John Kerry famously asked, as a Vietnam vet leader while that war was still going, "Who will be the last U.S. soldier to die for that mistake?" In regards to the Iraq war, which began more than eleven Veterans Days ago, we knew the answer back in December 2011, but we've already forgotten.
So here he is.
David Hickman was a 23-year-old African-American from North Carolina.
"The pain is fresh for people who knew Hickman. But the years have not eased the anguish of those who lost loved ones in the war's earliest days, when funerals were broadcast live on local television, before the country became numb to the casualty count."
And there's this: "According to an Associated Press analysis of casualty data, the average age of Americans who died in Iraq was 26. Nearly 1,300 were 22 or younger, but middle-aged people fought and died as well: some 511 were older than 35."
Of course, in a real sense, Hickman was not "the last," for the deaths--beyond the nearly 4500 military personnel from the U.S. killed in Iraq (along with hundreds of thousands of Iraqis)--go on, from lingering injuries, brain trauma, and the many suicides, which I've chronicled for more than decade.
And now, we are back in Iraq--yes, with "boots on the ground," despite President Obama's denials, with more "boots" added this week. Jon Stewart had a great slam on that just last night.
Expect, sadly, that Hickman will lose his place in history, sooner or later.

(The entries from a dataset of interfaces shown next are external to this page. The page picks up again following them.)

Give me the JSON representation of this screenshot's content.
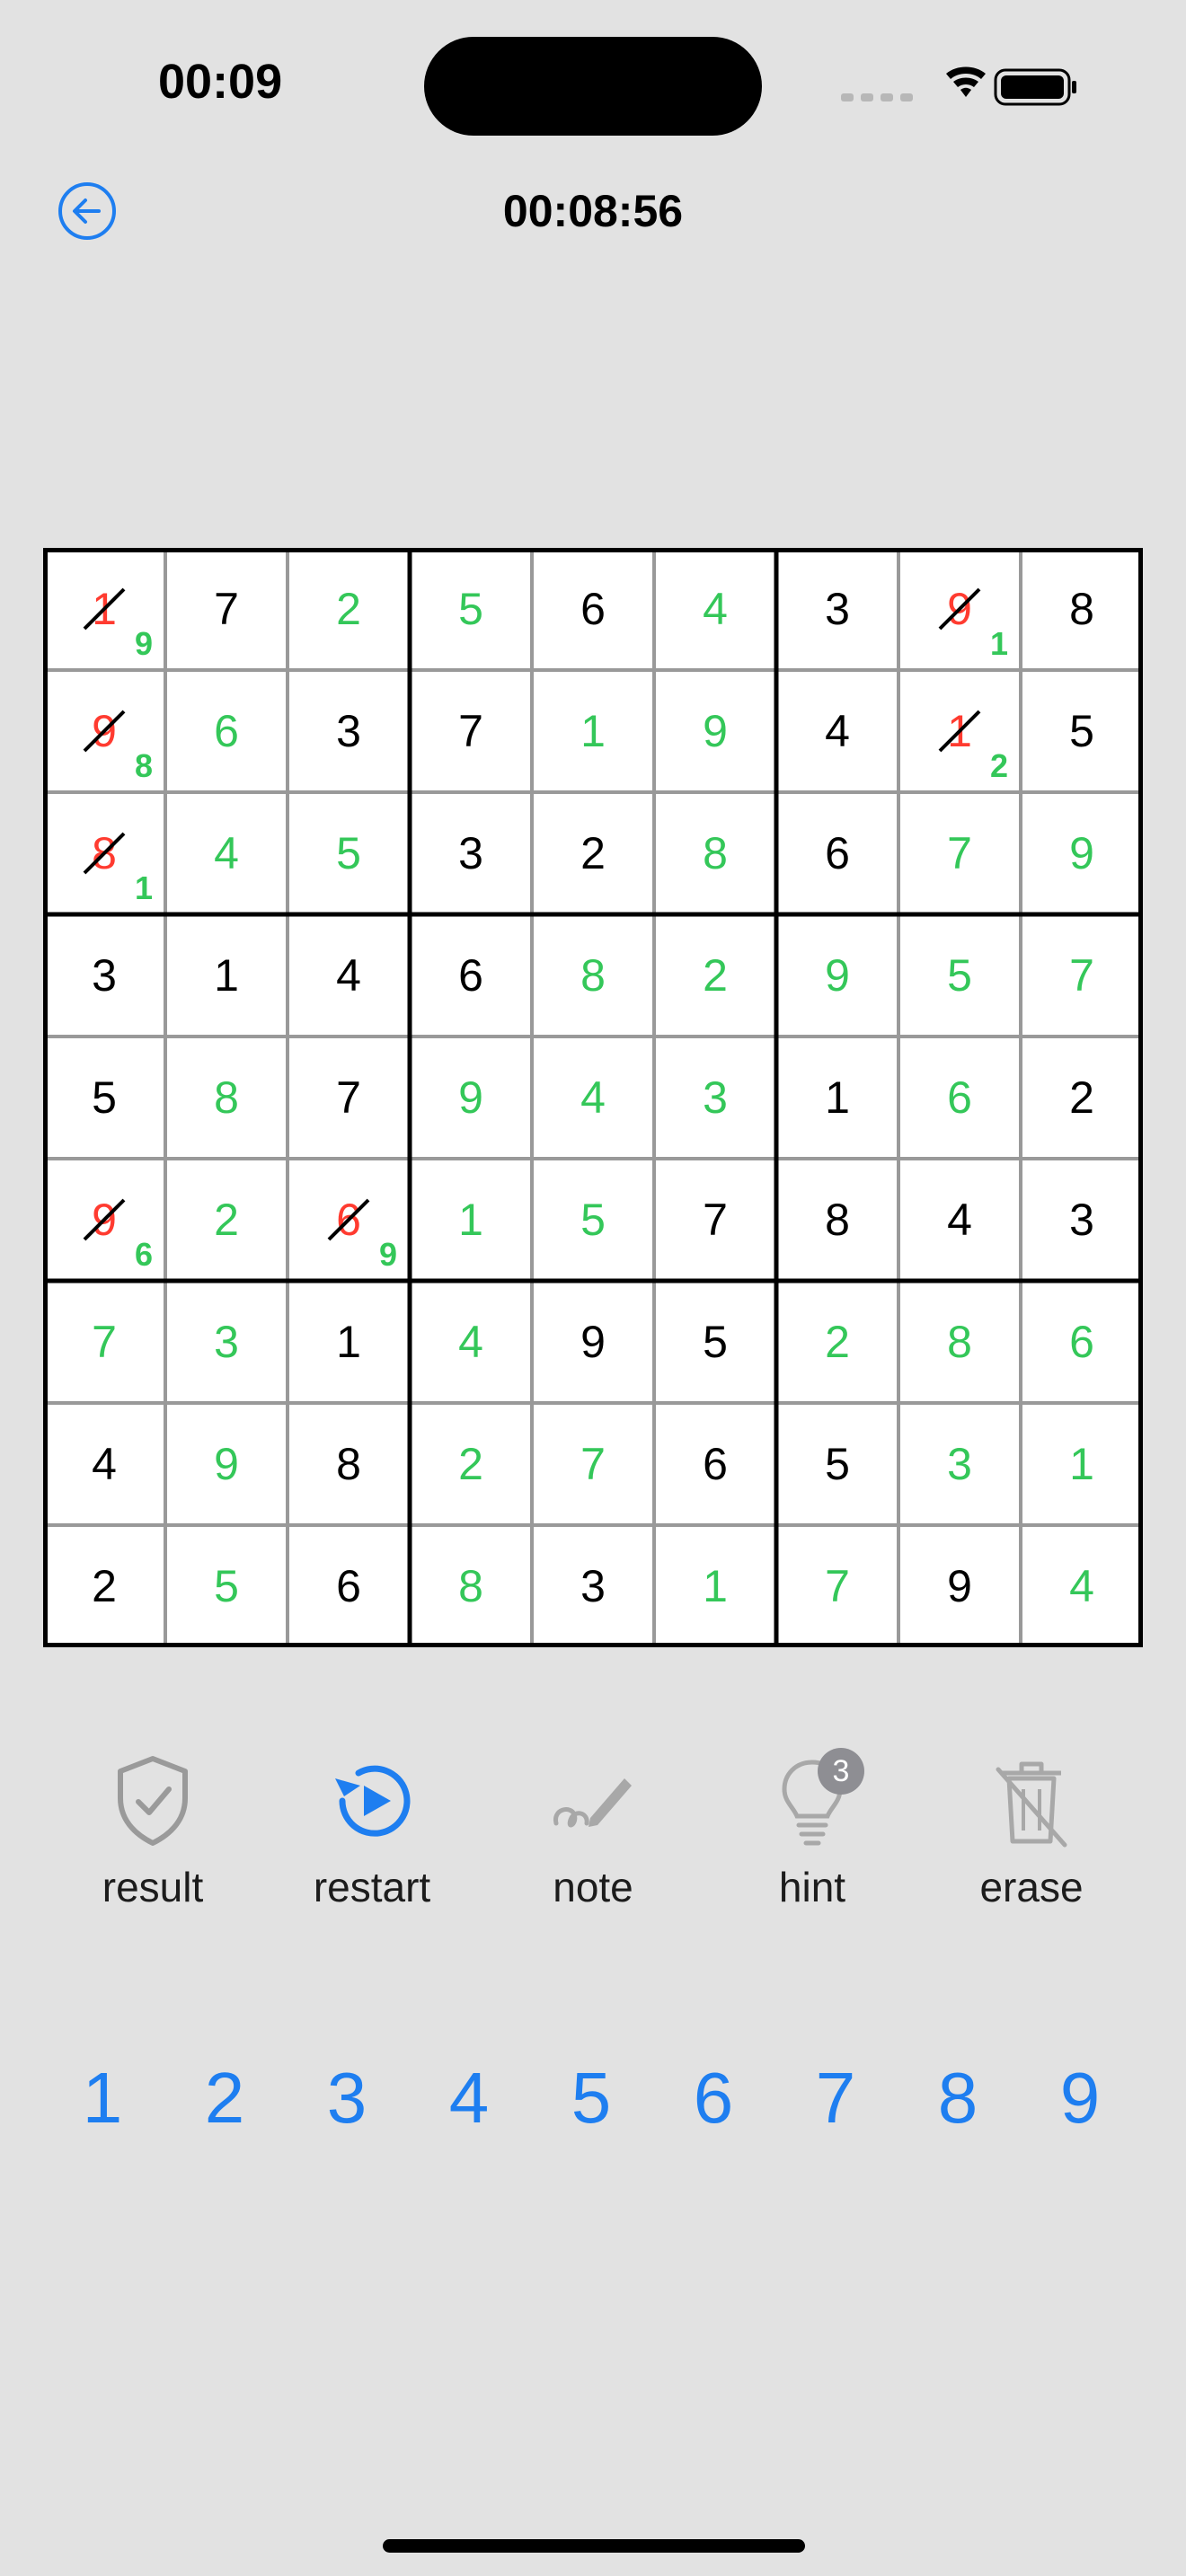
{
  "status": {
    "time": "00:09"
  },
  "header": {
    "timer": "00:08:56"
  },
  "colors": {
    "accent": "#1e7ef0",
    "user_entry": "#34c759",
    "error": "#ff3b30",
    "given": "#000000"
  },
  "board": {
    "rows": [
      [
        {
          "v": "",
          "wrong": "1",
          "note": "9"
        },
        {
          "v": "7",
          "t": "g"
        },
        {
          "v": "2",
          "t": "u"
        },
        {
          "v": "5",
          "t": "u"
        },
        {
          "v": "6",
          "t": "g"
        },
        {
          "v": "4",
          "t": "u"
        },
        {
          "v": "3",
          "t": "g"
        },
        {
          "v": "",
          "wrong": "9",
          "note": "1"
        },
        {
          "v": "8",
          "t": "g"
        }
      ],
      [
        {
          "v": "",
          "wrong": "9",
          "note": "8"
        },
        {
          "v": "6",
          "t": "u"
        },
        {
          "v": "3",
          "t": "g"
        },
        {
          "v": "7",
          "t": "g"
        },
        {
          "v": "1",
          "t": "u"
        },
        {
          "v": "9",
          "t": "u"
        },
        {
          "v": "4",
          "t": "g"
        },
        {
          "v": "",
          "wrong": "1",
          "note": "2"
        },
        {
          "v": "5",
          "t": "g"
        }
      ],
      [
        {
          "v": "",
          "wrong": "8",
          "note": "1"
        },
        {
          "v": "4",
          "t": "u"
        },
        {
          "v": "5",
          "t": "u"
        },
        {
          "v": "3",
          "t": "g"
        },
        {
          "v": "2",
          "t": "g"
        },
        {
          "v": "8",
          "t": "u"
        },
        {
          "v": "6",
          "t": "g"
        },
        {
          "v": "7",
          "t": "u"
        },
        {
          "v": "9",
          "t": "u"
        }
      ],
      [
        {
          "v": "3",
          "t": "g"
        },
        {
          "v": "1",
          "t": "g"
        },
        {
          "v": "4",
          "t": "g"
        },
        {
          "v": "6",
          "t": "g"
        },
        {
          "v": "8",
          "t": "u"
        },
        {
          "v": "2",
          "t": "u"
        },
        {
          "v": "9",
          "t": "u"
        },
        {
          "v": "5",
          "t": "u"
        },
        {
          "v": "7",
          "t": "u"
        }
      ],
      [
        {
          "v": "5",
          "t": "g"
        },
        {
          "v": "8",
          "t": "u"
        },
        {
          "v": "7",
          "t": "g"
        },
        {
          "v": "9",
          "t": "u"
        },
        {
          "v": "4",
          "t": "u"
        },
        {
          "v": "3",
          "t": "u"
        },
        {
          "v": "1",
          "t": "g"
        },
        {
          "v": "6",
          "t": "u"
        },
        {
          "v": "2",
          "t": "g"
        }
      ],
      [
        {
          "v": "",
          "wrong": "9",
          "note": "6"
        },
        {
          "v": "2",
          "t": "u"
        },
        {
          "v": "",
          "wrong": "6",
          "note": "9"
        },
        {
          "v": "1",
          "t": "u"
        },
        {
          "v": "5",
          "t": "u"
        },
        {
          "v": "7",
          "t": "g"
        },
        {
          "v": "8",
          "t": "g"
        },
        {
          "v": "4",
          "t": "g"
        },
        {
          "v": "3",
          "t": "g"
        }
      ],
      [
        {
          "v": "7",
          "t": "u"
        },
        {
          "v": "3",
          "t": "u"
        },
        {
          "v": "1",
          "t": "g"
        },
        {
          "v": "4",
          "t": "u"
        },
        {
          "v": "9",
          "t": "g"
        },
        {
          "v": "5",
          "t": "g"
        },
        {
          "v": "2",
          "t": "u"
        },
        {
          "v": "8",
          "t": "u"
        },
        {
          "v": "6",
          "t": "u"
        }
      ],
      [
        {
          "v": "4",
          "t": "g"
        },
        {
          "v": "9",
          "t": "u"
        },
        {
          "v": "8",
          "t": "g"
        },
        {
          "v": "2",
          "t": "u"
        },
        {
          "v": "7",
          "t": "u"
        },
        {
          "v": "6",
          "t": "g"
        },
        {
          "v": "5",
          "t": "g"
        },
        {
          "v": "3",
          "t": "u"
        },
        {
          "v": "1",
          "t": "u"
        }
      ],
      [
        {
          "v": "2",
          "t": "g"
        },
        {
          "v": "5",
          "t": "u"
        },
        {
          "v": "6",
          "t": "g"
        },
        {
          "v": "8",
          "t": "u"
        },
        {
          "v": "3",
          "t": "g"
        },
        {
          "v": "1",
          "t": "u"
        },
        {
          "v": "7",
          "t": "u"
        },
        {
          "v": "9",
          "t": "g"
        },
        {
          "v": "4",
          "t": "u"
        }
      ]
    ]
  },
  "toolbar": {
    "result_label": "result",
    "restart_label": "restart",
    "note_label": "note",
    "hint_label": "hint",
    "hint_count": "3",
    "erase_label": "erase"
  },
  "numpad": [
    "1",
    "2",
    "3",
    "4",
    "5",
    "6",
    "7",
    "8",
    "9"
  ]
}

Greg Mitchell's book "So Wrong For So Long," on media misconduct and the Iraq war, was published this week in an updated edition and for the first time as an e-book, with preface by Bruce Springsteen.